Having been through a few ministerial media frenzies, and knowing as I do how the press can twist and distort every little detail to feed the frenzy, even with Tories I like to let the benefit of the doubt linger for as long as I can.

It partly explains why you will have to look very hard through the archive on this blog to find too many ‘so-and-so must go’ headlines, and well done shadow defence secretary Jim Murphy for resisting the temptation to dive in too early with that one on Liam Fox.

But … I fear the defence secretary is a goner.

Particularly right now, with war in Afghanistan, and the military more offside than they usually are because of cuts and reorganisation they feel will put national security at risk, his job matters even more than in ‘normal times.’

Through misjudgements of his own, and the exploitation of his friendship by Mr Werrity, he has landed himself in a mess of his own making. Once a minister’s judgement within a department is under question, his authority ebbs. Once his activities become an embarrassment, political support ebbs too.

David Cameron has shown with his hanging on to Andy Coulson for so long that he is not keen to let people go. That is not a bad trait. Frenzies can pass, and provided there is nothing wrong at the core of the issue or personality involved, it is remarkable how many of these kind of situations it is possible to endure.

But this has a bad feel to it now, and though doubtless parts of the press are indeed twisting and distorting, peering through to what facts are clear does not make good reading for Dr Fox.

The mistakes do not just relate to his friend, his access to the MoD, his previously denied tagging along on visits (the exposing of the falsity of those denials would have been enough for full-blown media frenzy under Labour), the ‘charity’ run from his office, the business deals done in his wake.

They relate also to the way he has conducted his politics.
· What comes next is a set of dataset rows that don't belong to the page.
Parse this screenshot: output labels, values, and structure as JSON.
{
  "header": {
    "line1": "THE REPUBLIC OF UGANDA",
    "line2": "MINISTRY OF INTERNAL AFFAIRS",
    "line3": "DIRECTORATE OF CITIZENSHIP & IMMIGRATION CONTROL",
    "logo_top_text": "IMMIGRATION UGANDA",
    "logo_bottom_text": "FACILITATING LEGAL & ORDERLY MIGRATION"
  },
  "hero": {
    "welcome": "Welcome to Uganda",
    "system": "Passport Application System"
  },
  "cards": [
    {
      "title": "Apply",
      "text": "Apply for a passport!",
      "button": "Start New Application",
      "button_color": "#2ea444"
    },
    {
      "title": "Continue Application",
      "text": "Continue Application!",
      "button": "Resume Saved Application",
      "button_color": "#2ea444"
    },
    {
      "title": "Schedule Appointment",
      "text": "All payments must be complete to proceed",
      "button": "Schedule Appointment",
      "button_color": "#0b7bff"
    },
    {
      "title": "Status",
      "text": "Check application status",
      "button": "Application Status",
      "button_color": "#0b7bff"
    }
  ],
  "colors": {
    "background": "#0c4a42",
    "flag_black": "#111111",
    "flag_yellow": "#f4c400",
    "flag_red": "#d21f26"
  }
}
I think I am quite skilled at working out where stories come from, and there have been too many which have emanated from Dr Fox, which either show him in what he believes to be a good light, or which paint him on what he believes to be the right side of an internal policy debate. As for posing with Maggie shortly before conference … not sure about that one, and how it will have gone down over the road in Number 10.

Cameron has asked to see a report on Fox by Monday morning. That guarantees another 24 hours of major hype around the embattled minister. He has that time to prepare solid answers to difficult questions. If he doesn’t have them, I fear someone else may already be being lined up to stand in for him at Defence Questions tomorrow.

# a footnote. One beneficiary of the Fox fuss is George Osborne. But for the focus on his colleague, his out-of-depthness and the failure of his Plan A would be getting even more attention. But once the Fox frenzy is over, his time will come again.